Layers and Connections of the Political

11-13 June 2020 | Luiss-Guido Carli University, Rome

This conference has been cancelled due to the circumstances regarding Covid-19.

The Association for Political History warmly thanks the numerous scholars who have participated in the call for panels for the APH 2020 Conference “Layers and Connections of the Political” (11-13 June 2020 – LUISS Guido Carli University, Rome).

Call for Papers

The APH has been contacted by several young scholars asking for the possibility to deliver individual papers. In order to meet these demands, one more session has been added to the Conference, and the deadline for individual applications has been extended to March 31st. This call for papers is open to PhD students and scholars who have completed their PhD within the past five years. Applicants from all countries are welcome.

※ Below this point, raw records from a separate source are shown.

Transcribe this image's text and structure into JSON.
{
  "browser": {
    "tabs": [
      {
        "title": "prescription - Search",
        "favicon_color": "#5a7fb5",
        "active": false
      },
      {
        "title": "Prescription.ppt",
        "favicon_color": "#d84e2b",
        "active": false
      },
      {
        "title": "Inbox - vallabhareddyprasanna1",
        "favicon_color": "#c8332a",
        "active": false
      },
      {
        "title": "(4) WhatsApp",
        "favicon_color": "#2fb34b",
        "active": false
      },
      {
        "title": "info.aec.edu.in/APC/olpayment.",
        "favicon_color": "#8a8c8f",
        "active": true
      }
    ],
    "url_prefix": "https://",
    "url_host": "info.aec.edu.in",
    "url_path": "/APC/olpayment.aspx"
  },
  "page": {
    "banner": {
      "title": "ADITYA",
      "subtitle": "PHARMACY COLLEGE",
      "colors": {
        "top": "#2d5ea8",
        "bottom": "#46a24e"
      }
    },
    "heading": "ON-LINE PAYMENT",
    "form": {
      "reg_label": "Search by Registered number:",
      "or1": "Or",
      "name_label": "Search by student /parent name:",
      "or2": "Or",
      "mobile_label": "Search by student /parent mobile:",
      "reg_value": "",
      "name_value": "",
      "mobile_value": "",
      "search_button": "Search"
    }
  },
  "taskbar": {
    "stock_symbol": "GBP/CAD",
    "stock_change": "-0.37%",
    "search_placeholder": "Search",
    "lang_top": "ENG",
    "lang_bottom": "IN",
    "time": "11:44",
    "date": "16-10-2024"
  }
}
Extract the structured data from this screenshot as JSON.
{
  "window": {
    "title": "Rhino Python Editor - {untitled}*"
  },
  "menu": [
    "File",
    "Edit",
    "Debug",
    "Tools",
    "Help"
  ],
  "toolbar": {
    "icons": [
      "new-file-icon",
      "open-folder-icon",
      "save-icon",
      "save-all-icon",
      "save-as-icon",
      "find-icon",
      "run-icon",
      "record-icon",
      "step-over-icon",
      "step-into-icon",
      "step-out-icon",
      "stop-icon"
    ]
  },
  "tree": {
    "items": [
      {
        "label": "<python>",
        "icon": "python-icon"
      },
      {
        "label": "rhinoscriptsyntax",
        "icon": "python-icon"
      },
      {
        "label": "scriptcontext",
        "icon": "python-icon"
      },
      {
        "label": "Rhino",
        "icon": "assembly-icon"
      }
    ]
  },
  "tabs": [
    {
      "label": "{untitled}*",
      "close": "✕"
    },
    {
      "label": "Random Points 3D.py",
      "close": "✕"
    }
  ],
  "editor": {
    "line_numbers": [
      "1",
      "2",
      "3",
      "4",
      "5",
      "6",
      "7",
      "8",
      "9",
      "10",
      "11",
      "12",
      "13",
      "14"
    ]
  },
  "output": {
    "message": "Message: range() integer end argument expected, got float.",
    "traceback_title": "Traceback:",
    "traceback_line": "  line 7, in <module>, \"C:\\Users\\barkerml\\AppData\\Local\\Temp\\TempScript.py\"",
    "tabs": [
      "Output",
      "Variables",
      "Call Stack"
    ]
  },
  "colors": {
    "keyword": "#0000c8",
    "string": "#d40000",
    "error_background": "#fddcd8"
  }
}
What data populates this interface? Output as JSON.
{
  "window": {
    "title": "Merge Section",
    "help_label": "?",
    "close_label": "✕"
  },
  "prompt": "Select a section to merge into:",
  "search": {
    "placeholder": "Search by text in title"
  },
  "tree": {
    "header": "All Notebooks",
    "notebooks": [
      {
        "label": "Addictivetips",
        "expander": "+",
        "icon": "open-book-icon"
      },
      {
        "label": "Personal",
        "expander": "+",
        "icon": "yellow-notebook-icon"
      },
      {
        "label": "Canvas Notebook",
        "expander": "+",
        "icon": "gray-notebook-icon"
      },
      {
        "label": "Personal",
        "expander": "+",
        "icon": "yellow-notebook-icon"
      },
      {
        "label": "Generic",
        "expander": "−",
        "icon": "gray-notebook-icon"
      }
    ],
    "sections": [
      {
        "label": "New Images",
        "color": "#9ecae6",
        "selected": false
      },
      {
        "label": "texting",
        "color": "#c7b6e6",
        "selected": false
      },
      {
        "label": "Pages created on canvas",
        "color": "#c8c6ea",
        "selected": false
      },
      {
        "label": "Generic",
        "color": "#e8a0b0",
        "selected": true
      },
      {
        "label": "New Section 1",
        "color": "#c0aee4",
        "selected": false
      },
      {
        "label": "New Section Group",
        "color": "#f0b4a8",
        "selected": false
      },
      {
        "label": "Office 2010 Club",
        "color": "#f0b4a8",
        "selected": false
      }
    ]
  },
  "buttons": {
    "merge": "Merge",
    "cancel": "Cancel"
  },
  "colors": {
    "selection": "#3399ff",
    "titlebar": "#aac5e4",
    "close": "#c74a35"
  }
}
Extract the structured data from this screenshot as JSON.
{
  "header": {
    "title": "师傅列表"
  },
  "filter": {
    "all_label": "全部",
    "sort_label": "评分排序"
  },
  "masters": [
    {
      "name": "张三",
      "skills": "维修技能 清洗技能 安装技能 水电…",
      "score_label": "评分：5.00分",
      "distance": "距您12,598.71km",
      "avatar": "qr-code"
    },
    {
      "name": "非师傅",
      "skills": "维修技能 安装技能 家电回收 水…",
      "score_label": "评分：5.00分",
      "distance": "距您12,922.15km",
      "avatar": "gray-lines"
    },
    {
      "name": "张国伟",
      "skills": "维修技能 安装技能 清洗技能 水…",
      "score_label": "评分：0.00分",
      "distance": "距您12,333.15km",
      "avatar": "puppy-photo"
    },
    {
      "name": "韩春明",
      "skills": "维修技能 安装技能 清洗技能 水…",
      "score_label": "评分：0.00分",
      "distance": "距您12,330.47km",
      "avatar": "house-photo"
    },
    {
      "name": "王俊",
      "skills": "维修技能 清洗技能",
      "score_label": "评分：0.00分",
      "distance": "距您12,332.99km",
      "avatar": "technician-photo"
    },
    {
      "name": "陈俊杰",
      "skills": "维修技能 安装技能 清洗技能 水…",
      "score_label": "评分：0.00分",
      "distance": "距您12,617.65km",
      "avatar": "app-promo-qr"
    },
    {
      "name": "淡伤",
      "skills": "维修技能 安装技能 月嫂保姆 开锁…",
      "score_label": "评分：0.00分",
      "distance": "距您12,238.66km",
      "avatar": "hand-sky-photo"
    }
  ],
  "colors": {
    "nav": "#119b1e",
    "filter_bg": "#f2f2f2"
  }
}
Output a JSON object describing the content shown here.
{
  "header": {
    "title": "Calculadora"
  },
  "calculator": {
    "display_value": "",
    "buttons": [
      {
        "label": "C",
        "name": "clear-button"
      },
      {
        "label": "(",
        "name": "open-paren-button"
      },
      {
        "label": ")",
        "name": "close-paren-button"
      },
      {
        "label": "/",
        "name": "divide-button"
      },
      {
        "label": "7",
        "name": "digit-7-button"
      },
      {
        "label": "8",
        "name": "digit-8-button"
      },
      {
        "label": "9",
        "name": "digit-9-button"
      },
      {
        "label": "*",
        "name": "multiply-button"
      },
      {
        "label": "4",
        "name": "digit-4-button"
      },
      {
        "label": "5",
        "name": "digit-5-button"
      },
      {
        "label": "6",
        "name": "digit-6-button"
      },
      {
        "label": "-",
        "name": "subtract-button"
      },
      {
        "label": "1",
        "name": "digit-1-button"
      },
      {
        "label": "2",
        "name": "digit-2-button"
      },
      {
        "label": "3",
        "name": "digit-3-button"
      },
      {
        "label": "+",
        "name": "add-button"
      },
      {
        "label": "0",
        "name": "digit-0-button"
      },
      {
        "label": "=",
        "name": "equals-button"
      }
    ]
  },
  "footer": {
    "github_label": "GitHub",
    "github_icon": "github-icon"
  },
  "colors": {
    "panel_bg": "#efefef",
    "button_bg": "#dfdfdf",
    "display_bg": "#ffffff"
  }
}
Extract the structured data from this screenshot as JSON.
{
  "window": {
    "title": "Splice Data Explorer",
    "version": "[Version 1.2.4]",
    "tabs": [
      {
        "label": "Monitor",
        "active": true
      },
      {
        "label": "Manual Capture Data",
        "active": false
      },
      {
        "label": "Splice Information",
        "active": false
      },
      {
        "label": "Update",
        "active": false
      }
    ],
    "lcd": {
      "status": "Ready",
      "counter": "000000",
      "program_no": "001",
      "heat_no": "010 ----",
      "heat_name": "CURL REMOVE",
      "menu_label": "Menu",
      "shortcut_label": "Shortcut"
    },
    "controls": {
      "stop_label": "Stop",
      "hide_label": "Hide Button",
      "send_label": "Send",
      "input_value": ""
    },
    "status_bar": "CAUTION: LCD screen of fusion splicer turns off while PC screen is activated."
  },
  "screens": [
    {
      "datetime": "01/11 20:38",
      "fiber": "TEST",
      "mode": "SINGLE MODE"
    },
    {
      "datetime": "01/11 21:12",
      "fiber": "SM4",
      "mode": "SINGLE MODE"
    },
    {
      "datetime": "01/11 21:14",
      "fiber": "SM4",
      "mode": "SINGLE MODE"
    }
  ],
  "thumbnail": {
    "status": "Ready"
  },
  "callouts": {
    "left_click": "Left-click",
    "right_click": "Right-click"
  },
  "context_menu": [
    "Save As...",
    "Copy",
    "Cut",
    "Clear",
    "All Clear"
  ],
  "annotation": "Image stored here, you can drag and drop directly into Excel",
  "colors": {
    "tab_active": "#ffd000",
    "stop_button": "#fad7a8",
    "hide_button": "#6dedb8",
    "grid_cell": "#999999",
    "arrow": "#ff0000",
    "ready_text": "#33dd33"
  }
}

This session integrates the APH 2020 Conference “Layers and Connections of the Political” and is intended to offer young scholars the opportunity for interdisciplinary cross-fertilization with their peers and with senior scholars attending the APH 2020 conference. Proposals should consider, in a historical perspective, examples of how the multiple layers of the political have connected and interacted with each other during the last three centuries. The call is open to young scholars from all sub-disciplines of history who are interested in presenting scholarly papers on politics. Candidates from the disciplines of political sciences, sociology, psychology and philosophy are also welcome.

Application

Proposals must be sent by the 31st of March 2020 to the email address of the APH 2020 Organization Committee (aph2020@luiss.it) and must include:

  • an abstract (200 words)
  • a short biographic note (100 words)

Proposals will be selected by mid-April 2020 and participation must be confirmed by April 30.

Conference fee

The individual participation fee is 50 euros for PhD students and young scholars belonging to departments attached to the Association for Political History, 100 euros for scholars who hold a PhD and do not belong to departments attached to the APH. The fee is to be paid via credit card to the LUISS School of Government and covers the participation in the conference, the social dinner on June 11 and the lunch on June 12. It does not include the accommodation, for which participants must provide autonomously.